Making him visible
How child sponsorship provided
Moisés and his twin brother
Francisco in Bolivia, the
opportunity to get an
education for the first time
Imagine if you could empower a 10-year-old boy go to school for the first time – just by helping him get a birth certificate.
His first day at school could be the last day he is left behind and invisible in his community.
Moisés and his twin brother Francisco always wanted to learn. But when they were old enough for the first grade, their mother María Elena couldn’t register them for school because she had lost their identity documents. In their country Bolivia, you can’t go to school without them.
A single mother, she couldn’t afford to pay for replacement documents – her inconsistent work as a cleaner was barely enough to keep food on the table and a roof over their heads.
It’s amazing how something so small can lead to a lifetime of hardship and lost opportunities. With no other option, María Elena tried to teach the boys herself at home instead of formal education.
But, as the years went by, it became clear that they were falling further and further behind other children their age, but everything changed when World Vision partnered with Moisés and Francisco’s community with their child sponsorship programme.
“I knew I had to ask for help to get their documents so that they could move on. Thank God, now they both have documents. And they started studying this year!"
Moisés and Francisco started first grade in February 2020, at the age of 10. Because of the time lost, they are by far the tallest and oldest in their classes, but Moisés has decided to make it his job to protect his smallest classmates.
“I don’t like violence,” he says. “I want to be a policeman when I grow up, so I am starting by protecting the small children now.”
The situation Moisés and Francisco faced is not unique. According to UNICEF , over 166 million children across the world remain invisible to their government and unable to fully participate in their communities each year.
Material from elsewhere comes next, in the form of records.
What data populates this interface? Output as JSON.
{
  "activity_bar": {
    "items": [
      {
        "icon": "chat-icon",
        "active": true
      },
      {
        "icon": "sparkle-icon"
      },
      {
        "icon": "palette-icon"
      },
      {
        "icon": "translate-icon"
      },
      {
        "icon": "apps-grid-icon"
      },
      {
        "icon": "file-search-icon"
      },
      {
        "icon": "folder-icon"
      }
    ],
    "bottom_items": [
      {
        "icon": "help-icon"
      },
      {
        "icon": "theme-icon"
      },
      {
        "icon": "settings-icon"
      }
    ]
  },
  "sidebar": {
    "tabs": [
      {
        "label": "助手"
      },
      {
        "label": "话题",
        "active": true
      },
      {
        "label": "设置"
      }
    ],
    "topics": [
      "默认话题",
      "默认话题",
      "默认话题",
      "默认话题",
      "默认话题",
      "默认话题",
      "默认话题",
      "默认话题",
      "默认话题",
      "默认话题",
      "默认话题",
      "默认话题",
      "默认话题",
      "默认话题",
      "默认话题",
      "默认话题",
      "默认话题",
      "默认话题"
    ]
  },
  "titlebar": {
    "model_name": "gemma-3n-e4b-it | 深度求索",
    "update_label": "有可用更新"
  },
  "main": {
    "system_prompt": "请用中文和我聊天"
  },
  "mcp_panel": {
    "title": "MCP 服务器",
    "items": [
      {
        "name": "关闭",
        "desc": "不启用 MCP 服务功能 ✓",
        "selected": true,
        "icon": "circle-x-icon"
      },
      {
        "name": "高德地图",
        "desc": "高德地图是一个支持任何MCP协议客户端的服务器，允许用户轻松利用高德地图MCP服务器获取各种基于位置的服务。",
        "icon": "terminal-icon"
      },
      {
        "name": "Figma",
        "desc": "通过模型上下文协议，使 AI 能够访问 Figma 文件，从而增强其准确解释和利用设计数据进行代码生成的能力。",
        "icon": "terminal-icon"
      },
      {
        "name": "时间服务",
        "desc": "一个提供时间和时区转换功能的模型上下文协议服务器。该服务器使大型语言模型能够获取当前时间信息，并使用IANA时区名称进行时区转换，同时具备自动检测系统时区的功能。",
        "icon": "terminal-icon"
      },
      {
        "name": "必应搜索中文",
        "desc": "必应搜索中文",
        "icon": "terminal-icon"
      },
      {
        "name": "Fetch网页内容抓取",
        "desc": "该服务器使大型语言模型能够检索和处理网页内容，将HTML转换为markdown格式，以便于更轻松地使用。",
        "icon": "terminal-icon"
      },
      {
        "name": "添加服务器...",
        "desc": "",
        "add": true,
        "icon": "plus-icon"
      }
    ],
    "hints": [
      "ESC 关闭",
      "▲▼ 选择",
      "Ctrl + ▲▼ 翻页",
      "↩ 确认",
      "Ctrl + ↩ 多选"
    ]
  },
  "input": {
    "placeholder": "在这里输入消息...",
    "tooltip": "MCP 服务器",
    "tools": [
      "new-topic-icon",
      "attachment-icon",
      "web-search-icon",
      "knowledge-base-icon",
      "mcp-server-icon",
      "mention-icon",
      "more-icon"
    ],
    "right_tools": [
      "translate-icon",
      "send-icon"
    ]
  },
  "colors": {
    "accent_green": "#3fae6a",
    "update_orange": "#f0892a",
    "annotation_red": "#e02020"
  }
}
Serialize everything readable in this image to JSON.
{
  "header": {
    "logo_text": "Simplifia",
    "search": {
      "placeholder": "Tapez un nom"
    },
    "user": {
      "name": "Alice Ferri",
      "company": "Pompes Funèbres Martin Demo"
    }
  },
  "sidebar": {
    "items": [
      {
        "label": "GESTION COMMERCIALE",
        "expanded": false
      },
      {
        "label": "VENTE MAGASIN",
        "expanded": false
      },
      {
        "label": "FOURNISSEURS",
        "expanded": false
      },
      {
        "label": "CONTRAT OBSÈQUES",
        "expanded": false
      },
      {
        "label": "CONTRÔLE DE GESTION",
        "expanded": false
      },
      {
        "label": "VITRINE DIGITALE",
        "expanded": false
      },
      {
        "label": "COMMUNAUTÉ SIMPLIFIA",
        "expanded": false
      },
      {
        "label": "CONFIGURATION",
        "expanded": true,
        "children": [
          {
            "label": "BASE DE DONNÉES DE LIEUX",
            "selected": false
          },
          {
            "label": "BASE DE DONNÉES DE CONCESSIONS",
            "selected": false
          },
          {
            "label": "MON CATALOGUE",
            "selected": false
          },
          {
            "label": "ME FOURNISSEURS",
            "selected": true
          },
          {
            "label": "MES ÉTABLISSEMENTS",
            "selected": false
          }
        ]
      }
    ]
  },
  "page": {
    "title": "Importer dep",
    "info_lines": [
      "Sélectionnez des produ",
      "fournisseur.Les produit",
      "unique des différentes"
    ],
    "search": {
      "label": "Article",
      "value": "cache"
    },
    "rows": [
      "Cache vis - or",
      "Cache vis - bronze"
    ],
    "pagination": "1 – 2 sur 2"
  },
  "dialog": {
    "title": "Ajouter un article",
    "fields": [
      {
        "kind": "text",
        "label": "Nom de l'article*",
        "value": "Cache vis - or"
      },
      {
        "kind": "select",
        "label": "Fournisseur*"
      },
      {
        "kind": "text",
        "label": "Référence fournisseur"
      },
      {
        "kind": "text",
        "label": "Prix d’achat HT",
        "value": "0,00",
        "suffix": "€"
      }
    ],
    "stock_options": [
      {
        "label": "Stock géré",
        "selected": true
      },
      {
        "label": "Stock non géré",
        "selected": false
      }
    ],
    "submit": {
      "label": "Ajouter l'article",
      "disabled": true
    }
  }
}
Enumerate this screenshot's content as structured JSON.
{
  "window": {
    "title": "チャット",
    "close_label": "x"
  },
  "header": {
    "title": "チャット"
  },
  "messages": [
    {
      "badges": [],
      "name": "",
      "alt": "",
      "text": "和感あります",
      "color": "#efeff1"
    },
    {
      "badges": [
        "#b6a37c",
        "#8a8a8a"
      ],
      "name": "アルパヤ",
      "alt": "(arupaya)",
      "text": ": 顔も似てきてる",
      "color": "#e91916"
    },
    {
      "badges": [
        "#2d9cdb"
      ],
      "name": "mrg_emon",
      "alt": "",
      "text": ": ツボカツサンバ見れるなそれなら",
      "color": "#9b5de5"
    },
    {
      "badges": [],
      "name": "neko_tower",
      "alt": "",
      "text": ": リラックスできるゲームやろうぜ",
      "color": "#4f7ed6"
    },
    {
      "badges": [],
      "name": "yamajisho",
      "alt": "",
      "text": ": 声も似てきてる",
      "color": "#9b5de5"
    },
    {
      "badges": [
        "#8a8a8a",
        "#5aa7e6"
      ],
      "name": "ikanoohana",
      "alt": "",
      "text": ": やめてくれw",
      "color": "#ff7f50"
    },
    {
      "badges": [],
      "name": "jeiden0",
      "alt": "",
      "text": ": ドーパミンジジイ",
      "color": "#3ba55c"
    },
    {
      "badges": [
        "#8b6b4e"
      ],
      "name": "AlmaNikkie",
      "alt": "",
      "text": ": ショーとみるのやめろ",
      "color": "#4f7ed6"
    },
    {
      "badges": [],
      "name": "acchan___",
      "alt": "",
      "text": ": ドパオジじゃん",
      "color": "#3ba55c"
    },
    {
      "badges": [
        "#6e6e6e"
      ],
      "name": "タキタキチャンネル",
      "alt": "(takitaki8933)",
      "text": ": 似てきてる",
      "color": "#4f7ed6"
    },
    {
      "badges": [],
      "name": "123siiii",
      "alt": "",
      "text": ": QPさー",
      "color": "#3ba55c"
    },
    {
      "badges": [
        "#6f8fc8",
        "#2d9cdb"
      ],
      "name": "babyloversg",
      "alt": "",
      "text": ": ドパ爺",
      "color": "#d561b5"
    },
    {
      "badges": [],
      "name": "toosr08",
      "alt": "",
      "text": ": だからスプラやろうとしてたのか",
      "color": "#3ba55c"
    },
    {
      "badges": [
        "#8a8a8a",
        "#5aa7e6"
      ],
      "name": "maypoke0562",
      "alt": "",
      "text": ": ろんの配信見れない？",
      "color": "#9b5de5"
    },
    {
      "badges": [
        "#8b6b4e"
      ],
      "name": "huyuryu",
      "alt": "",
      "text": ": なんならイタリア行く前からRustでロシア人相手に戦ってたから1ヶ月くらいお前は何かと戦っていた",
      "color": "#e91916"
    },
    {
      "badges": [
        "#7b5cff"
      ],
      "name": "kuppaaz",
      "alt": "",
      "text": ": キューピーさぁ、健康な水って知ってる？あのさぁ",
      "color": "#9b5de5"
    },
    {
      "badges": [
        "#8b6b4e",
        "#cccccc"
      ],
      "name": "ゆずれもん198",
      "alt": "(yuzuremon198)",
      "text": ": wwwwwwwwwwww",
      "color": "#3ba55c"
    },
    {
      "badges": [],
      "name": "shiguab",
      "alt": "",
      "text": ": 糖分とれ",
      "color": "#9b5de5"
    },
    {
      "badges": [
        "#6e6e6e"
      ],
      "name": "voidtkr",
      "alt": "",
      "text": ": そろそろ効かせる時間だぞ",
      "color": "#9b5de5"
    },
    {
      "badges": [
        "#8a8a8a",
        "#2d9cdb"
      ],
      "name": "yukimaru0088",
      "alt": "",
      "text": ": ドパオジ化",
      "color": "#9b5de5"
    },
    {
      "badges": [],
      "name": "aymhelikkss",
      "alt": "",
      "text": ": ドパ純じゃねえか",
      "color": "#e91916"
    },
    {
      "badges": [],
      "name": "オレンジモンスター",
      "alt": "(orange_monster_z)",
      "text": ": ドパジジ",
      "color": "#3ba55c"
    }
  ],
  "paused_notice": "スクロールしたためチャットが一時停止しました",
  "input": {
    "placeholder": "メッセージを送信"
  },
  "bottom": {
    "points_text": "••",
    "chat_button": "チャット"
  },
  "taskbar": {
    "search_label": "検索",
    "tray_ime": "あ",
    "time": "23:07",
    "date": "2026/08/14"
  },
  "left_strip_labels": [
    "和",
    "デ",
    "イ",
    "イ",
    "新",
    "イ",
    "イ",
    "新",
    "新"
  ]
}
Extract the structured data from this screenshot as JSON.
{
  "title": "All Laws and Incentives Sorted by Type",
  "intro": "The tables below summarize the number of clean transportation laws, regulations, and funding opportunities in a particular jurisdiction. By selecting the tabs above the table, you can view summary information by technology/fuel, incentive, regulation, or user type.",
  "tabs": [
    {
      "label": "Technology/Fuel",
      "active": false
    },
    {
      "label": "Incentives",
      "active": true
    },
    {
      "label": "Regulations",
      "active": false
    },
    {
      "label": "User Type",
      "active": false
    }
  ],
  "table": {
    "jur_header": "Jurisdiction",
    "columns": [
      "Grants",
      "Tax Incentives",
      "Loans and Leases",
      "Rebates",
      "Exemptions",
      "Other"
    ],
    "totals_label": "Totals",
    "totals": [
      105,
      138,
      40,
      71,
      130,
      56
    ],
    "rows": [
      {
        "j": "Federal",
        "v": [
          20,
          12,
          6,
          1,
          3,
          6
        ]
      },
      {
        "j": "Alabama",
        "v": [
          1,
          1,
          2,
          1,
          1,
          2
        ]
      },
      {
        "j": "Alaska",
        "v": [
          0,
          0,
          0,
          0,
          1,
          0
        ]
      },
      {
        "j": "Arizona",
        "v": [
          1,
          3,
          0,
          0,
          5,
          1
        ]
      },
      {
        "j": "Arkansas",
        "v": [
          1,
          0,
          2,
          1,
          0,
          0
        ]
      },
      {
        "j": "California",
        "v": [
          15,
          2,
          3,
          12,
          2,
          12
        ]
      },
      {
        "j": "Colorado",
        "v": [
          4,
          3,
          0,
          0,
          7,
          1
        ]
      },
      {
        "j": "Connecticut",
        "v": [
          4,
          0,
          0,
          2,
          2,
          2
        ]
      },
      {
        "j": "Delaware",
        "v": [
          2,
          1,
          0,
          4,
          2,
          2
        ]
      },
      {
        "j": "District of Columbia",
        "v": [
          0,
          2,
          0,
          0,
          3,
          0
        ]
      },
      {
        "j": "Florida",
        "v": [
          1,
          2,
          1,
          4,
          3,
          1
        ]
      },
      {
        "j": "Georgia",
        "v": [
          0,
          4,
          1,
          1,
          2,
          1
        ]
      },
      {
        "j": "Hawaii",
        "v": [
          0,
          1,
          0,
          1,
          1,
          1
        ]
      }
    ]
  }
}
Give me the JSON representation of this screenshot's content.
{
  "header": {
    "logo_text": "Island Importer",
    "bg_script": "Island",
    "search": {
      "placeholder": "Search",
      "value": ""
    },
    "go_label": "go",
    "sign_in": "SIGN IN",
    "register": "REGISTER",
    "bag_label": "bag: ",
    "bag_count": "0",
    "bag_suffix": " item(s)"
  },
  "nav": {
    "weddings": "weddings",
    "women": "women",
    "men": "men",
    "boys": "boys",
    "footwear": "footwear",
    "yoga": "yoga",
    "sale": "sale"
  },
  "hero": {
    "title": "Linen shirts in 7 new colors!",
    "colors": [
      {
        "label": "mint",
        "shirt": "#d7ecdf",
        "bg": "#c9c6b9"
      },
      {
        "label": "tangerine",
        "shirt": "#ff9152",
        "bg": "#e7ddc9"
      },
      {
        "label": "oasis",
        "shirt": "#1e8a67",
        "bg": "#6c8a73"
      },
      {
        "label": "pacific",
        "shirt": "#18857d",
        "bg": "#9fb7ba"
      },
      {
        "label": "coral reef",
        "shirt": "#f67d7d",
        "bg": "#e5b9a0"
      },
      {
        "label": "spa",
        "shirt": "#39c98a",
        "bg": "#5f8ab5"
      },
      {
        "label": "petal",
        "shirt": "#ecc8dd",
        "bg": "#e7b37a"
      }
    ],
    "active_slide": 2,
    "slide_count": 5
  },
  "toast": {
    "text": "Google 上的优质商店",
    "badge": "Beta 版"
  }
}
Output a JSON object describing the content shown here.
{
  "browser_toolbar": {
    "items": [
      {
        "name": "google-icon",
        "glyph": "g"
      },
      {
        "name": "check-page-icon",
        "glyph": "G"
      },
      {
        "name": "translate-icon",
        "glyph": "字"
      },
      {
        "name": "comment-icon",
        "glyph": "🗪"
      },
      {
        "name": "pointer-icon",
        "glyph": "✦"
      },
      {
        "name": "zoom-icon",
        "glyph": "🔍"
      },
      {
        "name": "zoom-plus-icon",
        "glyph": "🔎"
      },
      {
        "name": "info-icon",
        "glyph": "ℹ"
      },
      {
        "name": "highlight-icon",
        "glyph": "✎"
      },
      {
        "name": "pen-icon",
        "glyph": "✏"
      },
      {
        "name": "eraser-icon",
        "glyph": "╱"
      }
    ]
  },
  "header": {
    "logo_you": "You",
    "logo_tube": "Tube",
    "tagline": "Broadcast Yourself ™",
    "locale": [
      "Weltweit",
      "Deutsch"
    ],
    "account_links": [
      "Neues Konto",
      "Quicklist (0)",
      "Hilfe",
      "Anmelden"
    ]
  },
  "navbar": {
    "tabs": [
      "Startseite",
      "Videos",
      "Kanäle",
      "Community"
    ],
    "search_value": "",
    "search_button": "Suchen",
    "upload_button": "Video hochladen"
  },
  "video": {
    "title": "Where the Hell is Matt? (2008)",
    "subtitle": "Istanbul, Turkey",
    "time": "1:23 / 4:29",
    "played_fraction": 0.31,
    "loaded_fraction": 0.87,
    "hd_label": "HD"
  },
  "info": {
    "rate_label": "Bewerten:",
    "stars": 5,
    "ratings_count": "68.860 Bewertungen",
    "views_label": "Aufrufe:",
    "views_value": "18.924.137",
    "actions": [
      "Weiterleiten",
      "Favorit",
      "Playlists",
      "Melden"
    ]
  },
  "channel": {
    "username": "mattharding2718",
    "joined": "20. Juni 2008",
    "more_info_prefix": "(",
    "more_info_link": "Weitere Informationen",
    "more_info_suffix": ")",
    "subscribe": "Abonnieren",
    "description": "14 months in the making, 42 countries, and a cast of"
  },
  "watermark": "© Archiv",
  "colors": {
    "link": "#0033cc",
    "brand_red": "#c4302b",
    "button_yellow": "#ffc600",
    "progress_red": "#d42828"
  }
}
They often can’t access education or health services, and because they are not officially recognised as citizens, they are vulnerable to exploitation, abuse and underage marriage or recruitment into armed forces.
That’s why the child sponsorship programme helps families to register their children and get a birth certificate – it is a foundation for their protection and well-being.
Sadly, just a month after Moisés and Francisco’s enthusiastic start at school, COVID-19 restrictions closed their school and all formal classes eventually suspended in March. The boys were devastated.
Although their teacher continued to send tasks to parents via smartphone messages, Moisés and Francisco were again left behind because María Elena couldn’t afford a smartphone or an internet package to access the materials. Because of the COVID-19 restrictions, she was also out of work and it wasn’t long before María Elena contracted COVID-19 herself.
Being part of the child sponsorship programme, World Vision was able to bridge the gap, providing school materials and other supplies Moisés and Francisco desperately needed during lockdown.
“They brought us food when the pandemic started, in those days when you couldn't get out, when I fell into bed with the coronavirus. Thank God, now I'm on my feet again."
“Because of the school supplies, now my boys are studying again. Thank God they could continue studying, they are in first place!”
The boys are now preparing for grade placement tests so they can soon jump grades and attend classes with children their own age.
“I tell them that they have to study and make the effort, because then they can get ahead. They can do it if they keep studying and work hard," she says.
This year is not the first time Moisés and Francisco have been locked out of school – but it’s definitely the last time they will be left behind.
It’s been a difficult year for all of us, but Moisés and Francisco are making it count.
So can you. Imagine the world of firsts you could create in a child’s life today.